### Exercise goal:
The answer must be the full data, restated word for word, with no pictures in it.

### Available records:
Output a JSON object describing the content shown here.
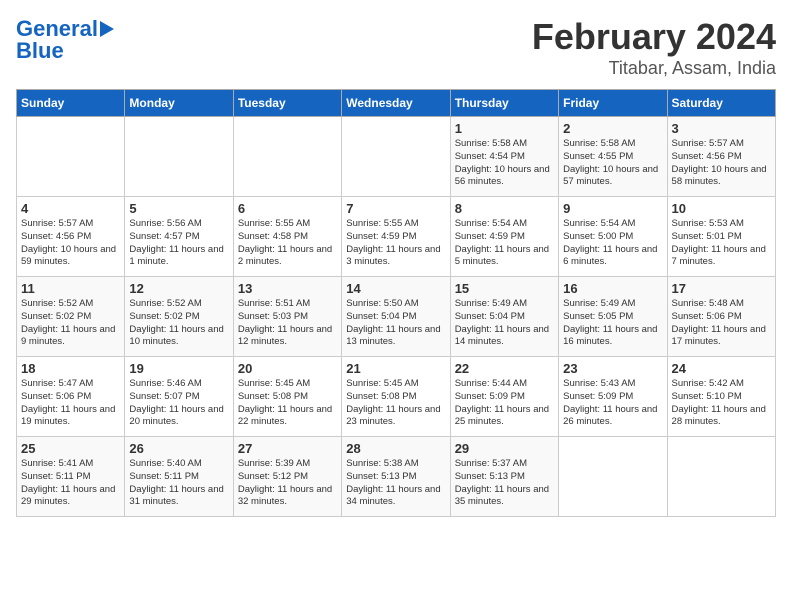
{
  "header": {
    "logo_line1": "General",
    "logo_line2": "Blue",
    "title": "February 2024",
    "subtitle": "Titabar, Assam, India"
  },
  "days_of_week": [
    "Sunday",
    "Monday",
    "Tuesday",
    "Wednesday",
    "Thursday",
    "Friday",
    "Saturday"
  ],
  "weeks": [
    [
      {
        "day": "",
        "info": ""
      },
      {
        "day": "",
        "info": ""
      },
      {
        "day": "",
        "info": ""
      },
      {
        "day": "",
        "info": ""
      },
      {
        "day": "1",
        "info": "Sunrise: 5:58 AM\nSunset: 4:54 PM\nDaylight: 10 hours and 56 minutes."
      },
      {
        "day": "2",
        "info": "Sunrise: 5:58 AM\nSunset: 4:55 PM\nDaylight: 10 hours and 57 minutes."
      },
      {
        "day": "3",
        "info": "Sunrise: 5:57 AM\nSunset: 4:56 PM\nDaylight: 10 hours and 58 minutes."
      }
    ],
    [
      {
        "day": "4",
        "info": "Sunrise: 5:57 AM\nSunset: 4:56 PM\nDaylight: 10 hours and 59 minutes."
      },
      {
        "day": "5",
        "info": "Sunrise: 5:56 AM\nSunset: 4:57 PM\nDaylight: 11 hours and 1 minute."
      },
      {
        "day": "6",
        "info": "Sunrise: 5:55 AM\nSunset: 4:58 PM\nDaylight: 11 hours and 2 minutes."
      },
      {
        "day": "7",
        "info": "Sunrise: 5:55 AM\nSunset: 4:59 PM\nDaylight: 11 hours and 3 minutes."
      },
      {
        "day": "8",
        "info": "Sunrise: 5:54 AM\nSunset: 4:59 PM\nDaylight: 11 hours and 5 minutes."
      },
      {
        "day": "9",
        "info": "Sunrise: 5:54 AM\nSunset: 5:00 PM\nDaylight: 11 hours and 6 minutes."
      },
      {
        "day": "10",
        "info": "Sunrise: 5:53 AM\nSunset: 5:01 PM\nDaylight: 11 hours and 7 minutes."
      }
    ],
    [
      {
        "day": "11",
        "info": "Sunrise: 5:52 AM\nSunset: 5:02 PM\nDaylight: 11 hours and 9 minutes."
      },
      {
        "day": "12",
        "info": "Sunrise: 5:52 AM\nSunset: 5:02 PM\nDaylight: 11 hours and 10 minutes."
      },
      {
        "day": "13",
        "info": "Sunrise: 5:51 AM\nSunset: 5:03 PM\nDaylight: 11 hours and 12 minutes."
      },
      {
        "day": "14",
        "info": "Sunrise: 5:50 AM\nSunset: 5:04 PM\nDaylight: 11 hours and 13 minutes."
      },
      {
        "day": "15",
        "info": "Sunrise: 5:49 AM\nSunset: 5:04 PM\nDaylight: 11 hours and 14 minutes."
      },
      {
        "day": "16",
        "info": "Sunrise: 5:49 AM\nSunset: 5:05 PM\nDaylight: 11 hours and 16 minutes."
      },
      {
        "day": "17",
        "info": "Sunrise: 5:48 AM\nSunset: 5:06 PM\nDaylight: 11 hours and 17 minutes."
      }
    ],
    [
      {
        "day": "18",
        "info": "Sunrise: 5:47 AM\nSunset: 5:06 PM\nDaylight: 11 hours and 19 minutes."
      },
      {
        "day": "19",
        "info": "Sunrise: 5:46 AM\nSunset: 5:07 PM\nDaylight: 11 hours and 20 minutes."
      },
      {
        "day": "20",
        "info": "Sunrise: 5:45 AM\nSunset: 5:08 PM\nDaylight: 11 hours and 22 minutes."
      },
      {
        "day": "21",
        "info": "Sunrise: 5:45 AM\nSunset: 5:08 PM\nDaylight: 11 hours and 23 minutes."
      },
      {
        "day": "22",
        "info": "Sunrise: 5:44 AM\nSunset: 5:09 PM\nDaylight: 11 hours and 25 minutes."
      },
      {
        "day": "23",
        "info": "Sunrise: 5:43 AM\nSunset: 5:09 PM\nDaylight: 11 hours and 26 minutes."
      },
      {
        "day": "24",
        "info": "Sunrise: 5:42 AM\nSunset: 5:10 PM\nDaylight: 11 hours and 28 minutes."
      }
    ],
    [
      {
        "day": "25",
        "info": "Sunrise: 5:41 AM\nSunset: 5:11 PM\nDaylight: 11 hours and 29 minutes."
      },
      {
        "day": "26",
        "info": "Sunrise: 5:40 AM\nSunset: 5:11 PM\nDaylight: 11 hours and 31 minutes."
      },
      {
        "day": "27",
        "info": "Sunrise: 5:39 AM\nSunset: 5:12 PM\nDaylight: 11 hours and 32 minutes."
      },
      {
        "day": "28",
        "info": "Sunrise: 5:38 AM\nSunset: 5:13 PM\nDaylight: 11 hours and 34 minutes."
      },
      {
        "day": "29",
        "info": "Sunrise: 5:37 AM\nSunset: 5:13 PM\nDaylight: 11 hours and 35 minutes."
      },
      {
        "day": "",
        "info": ""
      },
      {
        "day": "",
        "info": ""
      }
    ]
  ]
}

### Exercise response:
Output a JSON object describing the content shown here.
{
  "header": {
    "logo_line1": "General",
    "logo_line2": "Blue",
    "title": "February 2024",
    "subtitle": "Titabar, Assam, India"
  },
  "days_of_week": [
    "Sunday",
    "Monday",
    "Tuesday",
    "Wednesday",
    "Thursday",
    "Friday",
    "Saturday"
  ],
  "weeks": [
    [
      {
        "day": "",
        "info": ""
      },
      {
        "day": "",
        "info": ""
      },
      {
        "day": "",
        "info": ""
      },
      {
        "day": "",
        "info": ""
      },
      {
        "day": "1",
        "info": "Sunrise: 5:58 AM\nSunset: 4:54 PM\nDaylight: 10 hours and 56 minutes."
      },
      {
        "day": "2",
        "info": "Sunrise: 5:58 AM\nSunset: 4:55 PM\nDaylight: 10 hours and 57 minutes."
      },
      {
        "day": "3",
        "info": "Sunrise: 5:57 AM\nSunset: 4:56 PM\nDaylight: 10 hours and 58 minutes."
      }
    ],
    [
      {
        "day": "4",
        "info": "Sunrise: 5:57 AM\nSunset: 4:56 PM\nDaylight: 10 hours and 59 minutes."
      },
      {
        "day": "5",
        "info": "Sunrise: 5:56 AM\nSunset: 4:57 PM\nDaylight: 11 hours and 1 minute."
      },
      {
        "day": "6",
        "info": "Sunrise: 5:55 AM\nSunset: 4:58 PM\nDaylight: 11 hours and 2 minutes."
      },
      {
        "day": "7",
        "info": "Sunrise: 5:55 AM\nSunset: 4:59 PM\nDaylight: 11 hours and 3 minutes."
      },
      {
        "day": "8",
        "info": "Sunrise: 5:54 AM\nSunset: 4:59 PM\nDaylight: 11 hours and 5 minutes."
      },
      {
        "day": "9",
        "info": "Sunrise: 5:54 AM\nSunset: 5:00 PM\nDaylight: 11 hours and 6 minutes."
      },
      {
        "day": "10",
        "info": "Sunrise: 5:53 AM\nSunset: 5:01 PM\nDaylight: 11 hours and 7 minutes."
      }
    ],
    [
      {
        "day": "11",
        "info": "Sunrise: 5:52 AM\nSunset: 5:02 PM\nDaylight: 11 hours and 9 minutes."
      },
      {
        "day": "12",
        "info": "Sunrise: 5:52 AM\nSunset: 5:02 PM\nDaylight: 11 hours and 10 minutes."
      },
      {
        "day": "13",
        "info": "Sunrise: 5:51 AM\nSunset: 5:03 PM\nDaylight: 11 hours and 12 minutes."
      },
      {
        "day": "14",
        "info": "Sunrise: 5:50 AM\nSunset: 5:04 PM\nDaylight: 11 hours and 13 minutes."
      },
      {
        "day": "15",
        "info": "Sunrise: 5:49 AM\nSunset: 5:04 PM\nDaylight: 11 hours and 14 minutes."
      },
      {
        "day": "16",
        "info": "Sunrise: 5:49 AM\nSunset: 5:05 PM\nDaylight: 11 hours and 16 minutes."
      },
      {
        "day": "17",
        "info": "Sunrise: 5:48 AM\nSunset: 5:06 PM\nDaylight: 11 hours and 17 minutes."
      }
    ],
    [
      {
        "day": "18",
        "info": "Sunrise: 5:47 AM\nSunset: 5:06 PM\nDaylight: 11 hours and 19 minutes."
      },
      {
        "day": "19",
        "info": "Sunrise: 5:46 AM\nSunset: 5:07 PM\nDaylight: 11 hours and 20 minutes."
      },
      {
        "day": "20",
        "info": "Sunrise: 5:45 AM\nSunset: 5:08 PM\nDaylight: 11 hours and 22 minutes."
      },
      {
        "day": "21",
        "info": "Sunrise: 5:45 AM\nSunset: 5:08 PM\nDaylight: 11 hours and 23 minutes."
      },
      {
        "day": "22",
        "info": "Sunrise: 5:44 AM\nSunset: 5:09 PM\nDaylight: 11 hours and 25 minutes."
      },
      {
        "day": "23",
        "info": "Sunrise: 5:43 AM\nSunset: 5:09 PM\nDaylight: 11 hours and 26 minutes."
      },
      {
        "day": "24",
        "info": "Sunrise: 5:42 AM\nSunset: 5:10 PM\nDaylight: 11 hours and 28 minutes."
      }
    ],
    [
      {
        "day": "25",
        "info": "Sunrise: 5:41 AM\nSunset: 5:11 PM\nDaylight: 11 hours and 29 minutes."
      },
      {
        "day": "26",
        "info": "Sunrise: 5:40 AM\nSunset: 5:11 PM\nDaylight: 11 hours and 31 minutes."
      },
      {
        "day": "27",
        "info": "Sunrise: 5:39 AM\nSunset: 5:12 PM\nDaylight: 11 hours and 32 minutes."
      },
      {
        "day": "28",
        "info": "Sunrise: 5:38 AM\nSunset: 5:13 PM\nDaylight: 11 hours and 34 minutes."
      },
      {
        "day": "29",
        "info": "Sunrise: 5:37 AM\nSunset: 5:13 PM\nDaylight: 11 hours and 35 minutes."
      },
      {
        "day": "",
        "info": ""
      },
      {
        "day": "",
        "info": ""
      }
    ]
  ]
}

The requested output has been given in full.